The floodgates are officially open. Since JP Morgan’s Alerian MLP Index ETN (AMJ) became a smash hit with investors, a number of other issuers have entered into the space, providing more and more options for accessing a unique corner of the domestic energy market. UBS has been particularly active, introducing the Alerian MLP Infrastructure ETN (MLPI) at the end of the first quarter and following up with a 2x leveraged version (MLPL) earlier this month.
Today UBS added another product to its MLP suite, rolling out the E-TRACS Alerian Natural Gas MLP Index ETN (MLPG). This exchange-traded note will be linked to the Alerian Natural Gas MLP Index, a benchmark that consists of companies that the majority of their cash flow from the transportation, storage, and processing of natural gas and natural gas liquids. There will be some overlap with existing MLP products, but the targeted focus on natural gas MLPs also introduces some new securities; Copano Energy (7%) and Spectra Energy Partners (6.9%) which are among the largest individual components of the underlying index.
More Juicy Yields
Similar to other MLP products to hit the market, MLPG will likely lure investors with an attractive current return. According to the issuer web site, the current annual index yield recently stood around 6.6%. With interest rates expected to remain near record lows for the foreseeable future and cash-strapped companies reeling in dividends, investors have begun looking elsewhere for securities that can offer an attractive current return. Many of those have found the answers in MLPs, which have a history of consistently paying out significant portions of earnings in the form of distributions [see Five ETFs For Yield Hungry Investors].
Some investors might look to pounce on MLPG as a means of establishing exposure to the popular commodity found within the ETNs name–natural gas. Although MLPG focuses exclusively on companies that rely on natural gas for a substantial portion of their revenues, the new ETN won’t necessarily serve as a great proxy for natural gas prices.

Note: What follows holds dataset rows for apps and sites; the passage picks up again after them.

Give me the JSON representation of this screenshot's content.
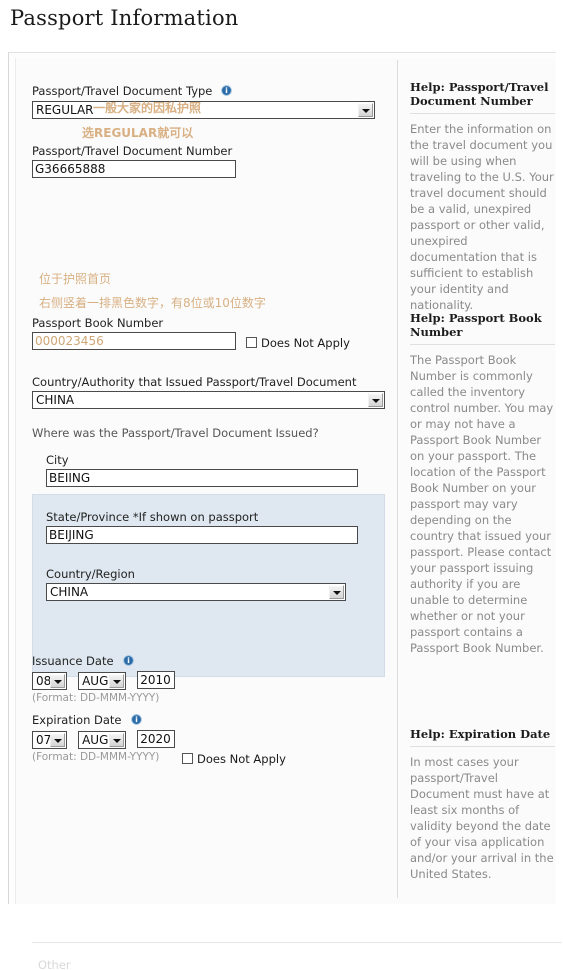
{
  "page": {
    "title": "Passport Information"
  },
  "form": {
    "doc_type": {
      "label": "Passport/Travel Document Type",
      "value": "REGULAR",
      "info_icon": "info-icon",
      "annotation": "一般大家的因私护照",
      "annotation_below": "选REGULAR就可以"
    },
    "doc_number": {
      "label": "Passport/Travel Document Number",
      "value": "G36665888"
    },
    "book_number": {
      "label": "Passport Book Number",
      "value": "000023456",
      "annotation_1": "位于护照首页",
      "annotation_2": "右侧竖着一排黑色数字，有8位或10位数字",
      "not_apply_label": "Does Not Apply",
      "not_apply_checked": false
    },
    "issuing_country": {
      "label": "Country/Authority that Issued Passport/Travel Document",
      "value": "CHINA"
    },
    "issued_where": {
      "question": "Where was the Passport/Travel Document Issued?",
      "city": {
        "label": "City",
        "value": "BEIING"
      },
      "state": {
        "label": "State/Province *If shown on passport",
        "value": "BEIJING"
      },
      "country": {
        "label": "Country/Region",
        "value": "CHINA"
      }
    },
    "issuance_date": {
      "label": "Issuance Date",
      "info_icon": "info-icon",
      "day": "08",
      "month": "AUG",
      "year": "2010",
      "format_hint": "(Format: DD-MMM-YYYY)"
    },
    "expiration_date": {
      "label": "Expiration Date",
      "info_icon": "info-icon",
      "day": "07",
      "month": "AUG",
      "year": "2020",
      "format_hint": "(Format: DD-MMM-YYYY)",
      "not_apply_label": "Does Not Apply",
      "not_apply_checked": false
    }
  },
  "help": {
    "doc_number": {
      "title": "Help: Passport/Travel Document Number",
      "body": "Enter the information on the travel document you will be using when traveling to the U.S. Your travel document should be a valid, unexpired passport or other valid, unexpired documentation that is sufficient to establish your identity and nationality."
    },
    "book_number": {
      "title": "Help: Passport Book Number",
      "body": "The Passport Book Number is commonly called the inventory control number. You may or may not have a Passport Book Number on your passport. The location of the Passport Book Number on your passport may vary depending on the country that issued your passport. Please contact your passport issuing authority if you are unable to determine whether or not your passport contains a Passport Book Number."
    },
    "expiration_date": {
      "title": "Help: Expiration Date",
      "body": "In most cases your passport/Travel Document must have at least six months of validity beyond the date of your visa application and/or your arrival in the United States."
    }
  },
  "footer": {
    "cut_text": "Other"
  },
  "colors": {
    "annotation": "#d8b083",
    "panel_blue": "#dfe8f0",
    "help_text": "#8a8a8a"
  }
}
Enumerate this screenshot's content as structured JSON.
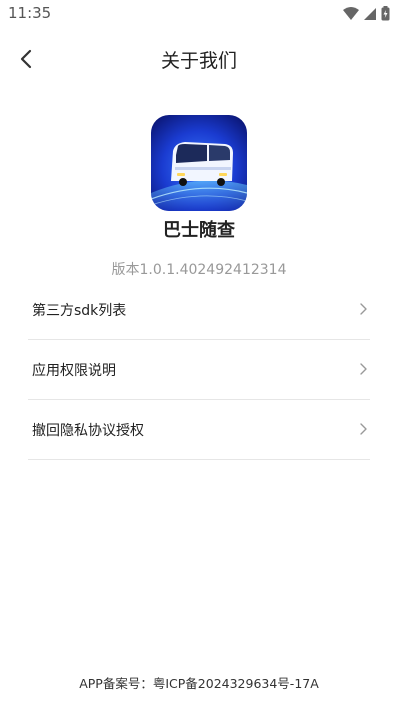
{
  "status_bar": {
    "time": "11:35",
    "icons": [
      "wifi-icon",
      "signal-icon",
      "battery-icon"
    ]
  },
  "header": {
    "title": "关于我们",
    "back_icon": "back-arrow-icon"
  },
  "app": {
    "name": "巴士随查",
    "version": "版本1.0.1.402492412314",
    "logo": "bus-logo"
  },
  "menu": {
    "items": [
      {
        "label": "第三方sdk列表"
      },
      {
        "label": "应用权限说明"
      },
      {
        "label": "撤回隐私协议授权"
      }
    ]
  },
  "footer": {
    "icp": "APP备案号：粤ICP备2024329634号-17A"
  },
  "colors": {
    "text": "#222222",
    "muted": "#999999",
    "divider": "#e6e6e6",
    "logo_blue": "#1a3bd0"
  }
}
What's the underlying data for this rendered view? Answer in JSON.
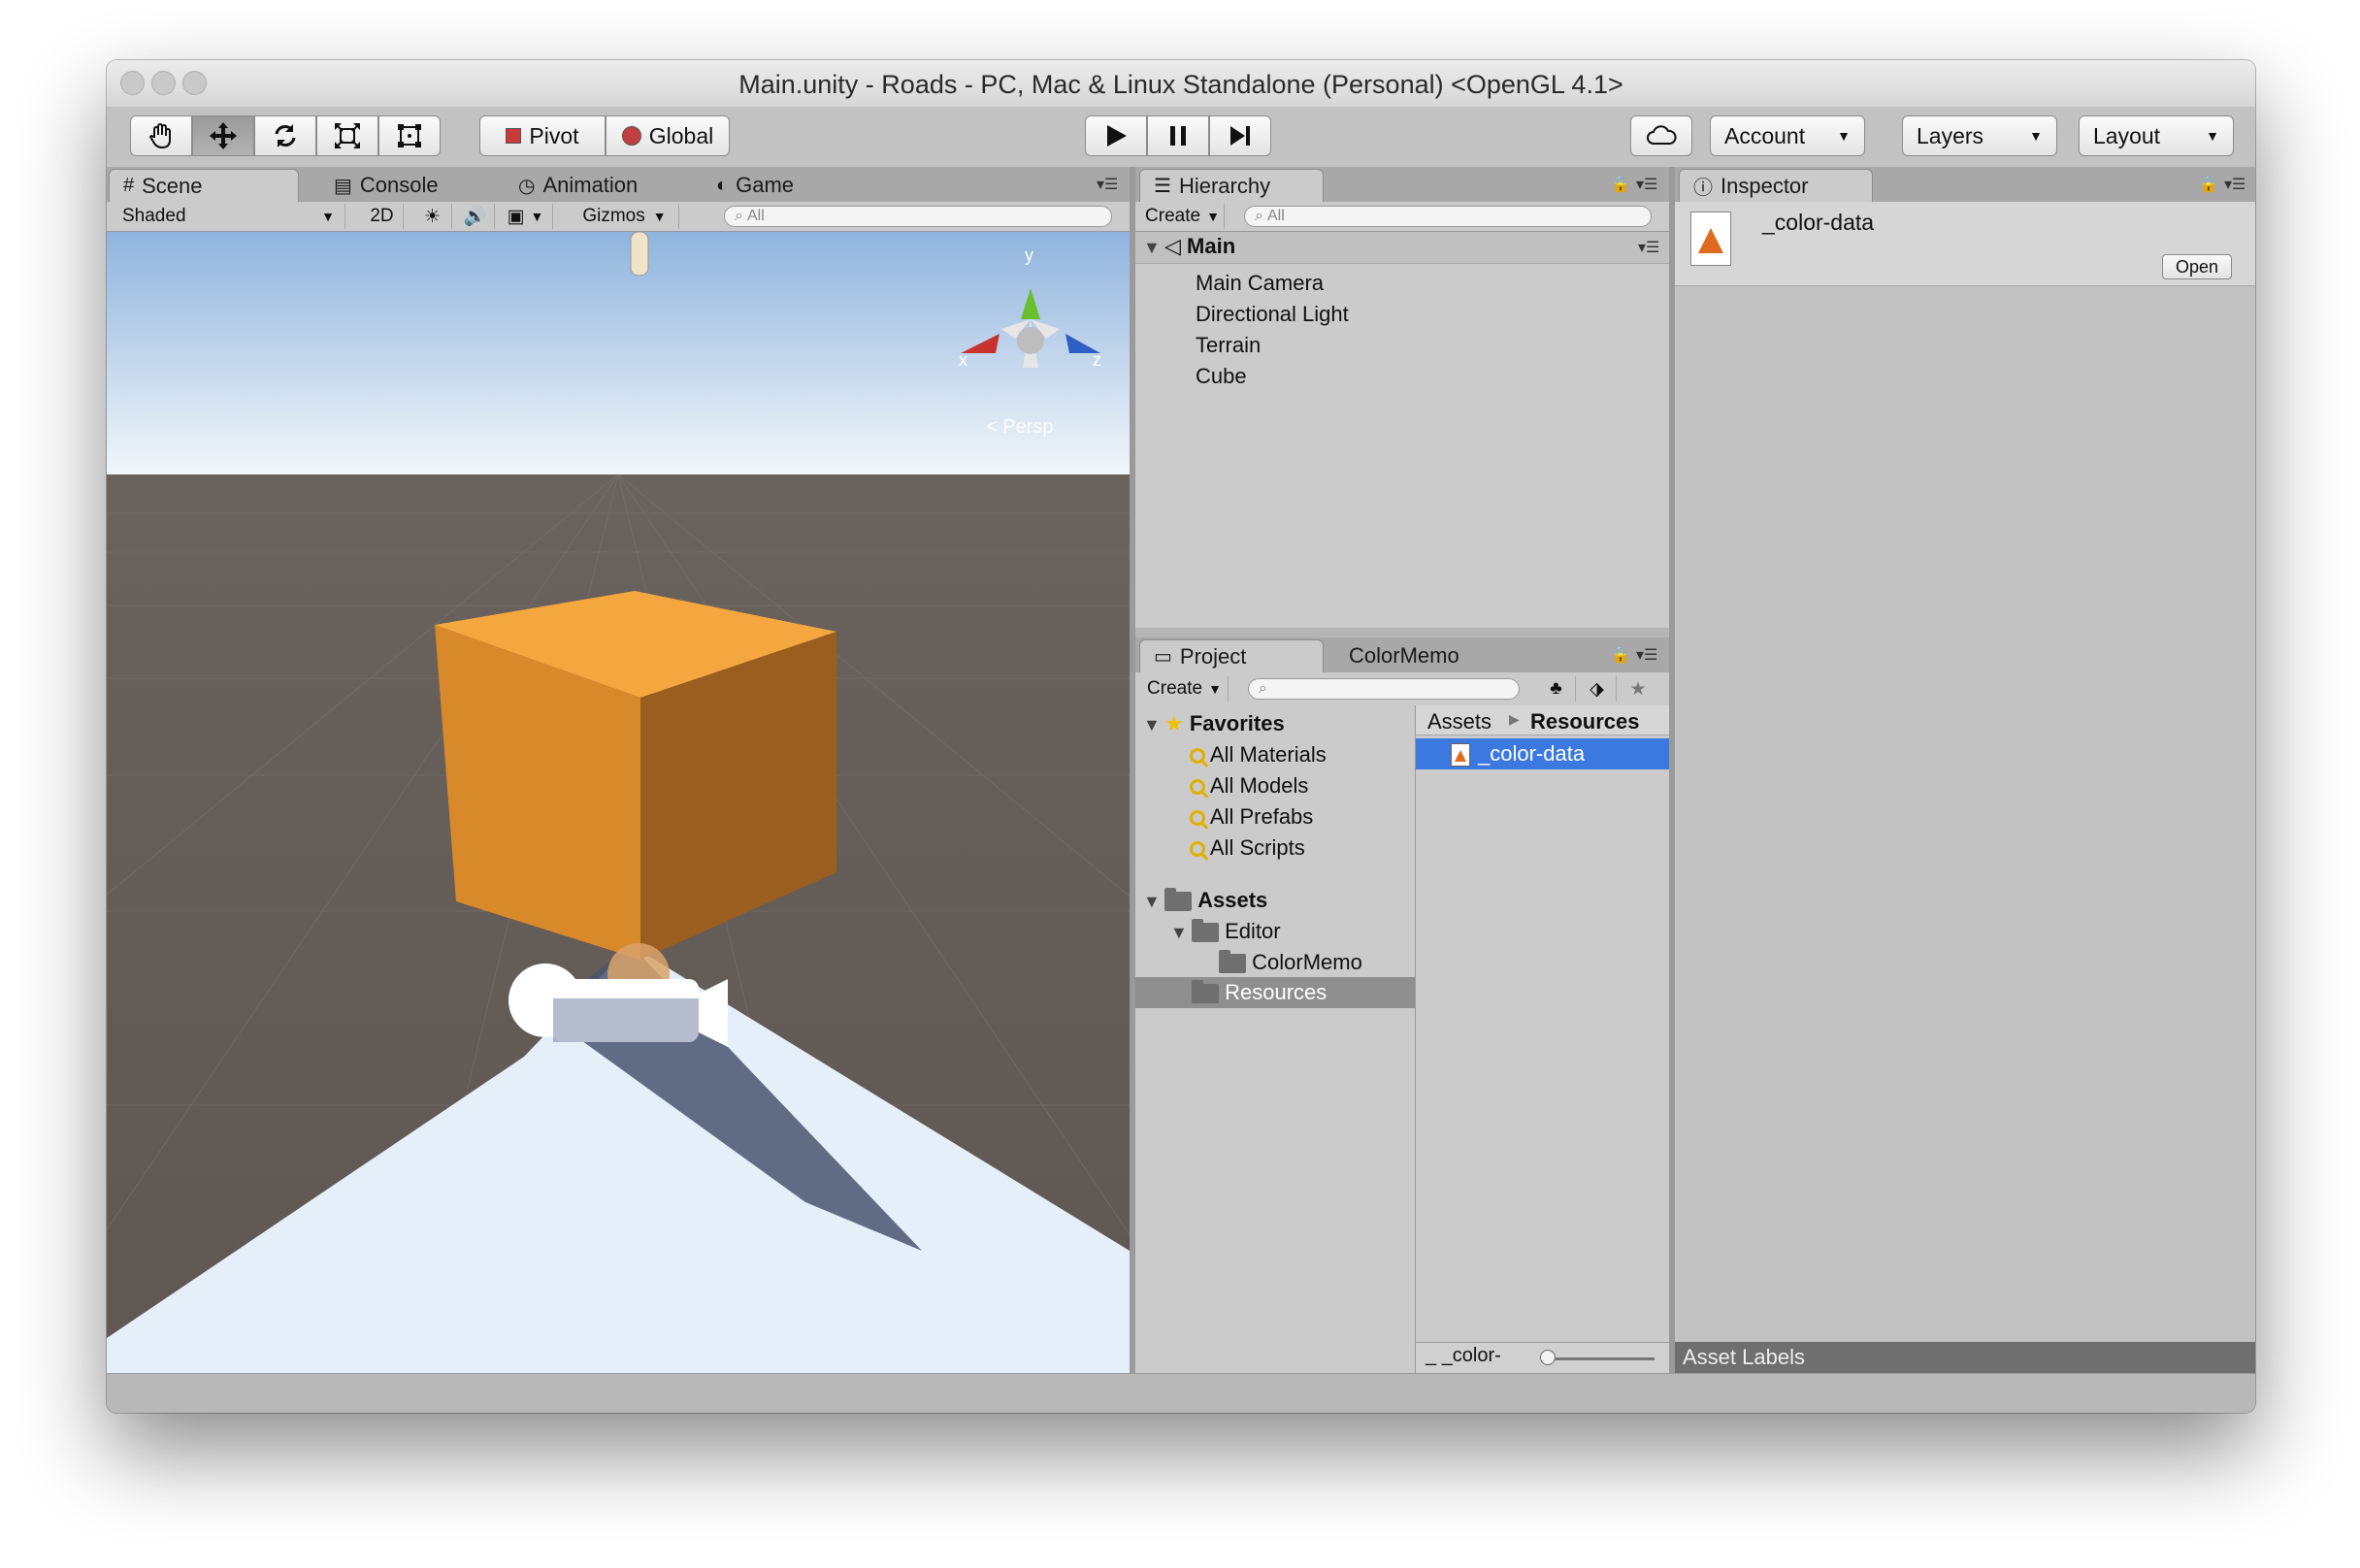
{
  "window": {
    "title": "Main.unity - Roads - PC, Mac & Linux Standalone (Personal) <OpenGL 4.1>"
  },
  "toolbar": {
    "tools": [
      "hand-tool",
      "move-tool",
      "rotate-tool",
      "scale-tool",
      "rect-tool"
    ],
    "pivot_label": "Pivot",
    "global_label": "Global",
    "account_label": "Account",
    "layers_label": "Layers",
    "layout_label": "Layout"
  },
  "scene_tabs": {
    "scene": "Scene",
    "console": "Console",
    "animation": "Animation",
    "game": "Game"
  },
  "scene_bar": {
    "shading": "Shaded",
    "mode_2d": "2D",
    "gizmos": "Gizmos",
    "search_placeholder": "All"
  },
  "scene_view": {
    "axis_y": "y",
    "axis_x": "x",
    "axis_z": "z",
    "projection": "Persp",
    "cube_colors": {
      "top": "#f4a73e",
      "left": "#d88a2a",
      "right": "#9a5f1e"
    }
  },
  "hierarchy": {
    "tab": "Hierarchy",
    "create_label": "Create",
    "search_placeholder": "All",
    "scene_name": "Main",
    "objects": [
      "Main Camera",
      "Directional Light",
      "Terrain",
      "Cube"
    ]
  },
  "project": {
    "tab": "Project",
    "tab2": "ColorMemo",
    "create_label": "Create",
    "favorites_label": "Favorites",
    "favorites": [
      "All Materials",
      "All Models",
      "All Prefabs",
      "All Scripts"
    ],
    "assets_label": "Assets",
    "editor_label": "Editor",
    "colormemo_folder": "ColorMemo",
    "resources_label": "Resources",
    "breadcrumb": {
      "root": "Assets",
      "current": "Resources"
    },
    "selected_file": "_color-data",
    "footer_label": "_color-",
    "selection_color": "#3b78e0"
  },
  "inspector": {
    "tab": "Inspector",
    "asset_name": "_color-data",
    "open_label": "Open",
    "asset_labels": "Asset Labels"
  }
}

MLPs generally own infrastructure assets such as pipelines, and generate fee-based revenues from the transfer of commodities. So revenues of MLPs tend to be correlated with demand for energy commodities, which is generally less volatile than commodity prices. As such, MLPs may also have appeal to investors looking to add a diversifying agent to their portfolios, since these securities can have relatively low correlations to the broad market [see Three Low Beta ETFs].
Like all other MLP products on the market, MLPG is structured as an ETN; in exchange for eliminating tracking error that can plague ETFs, investors take on some degree of credit risk since they are effectively purchasing a debt security.
Disclosure: No positions at time of writing.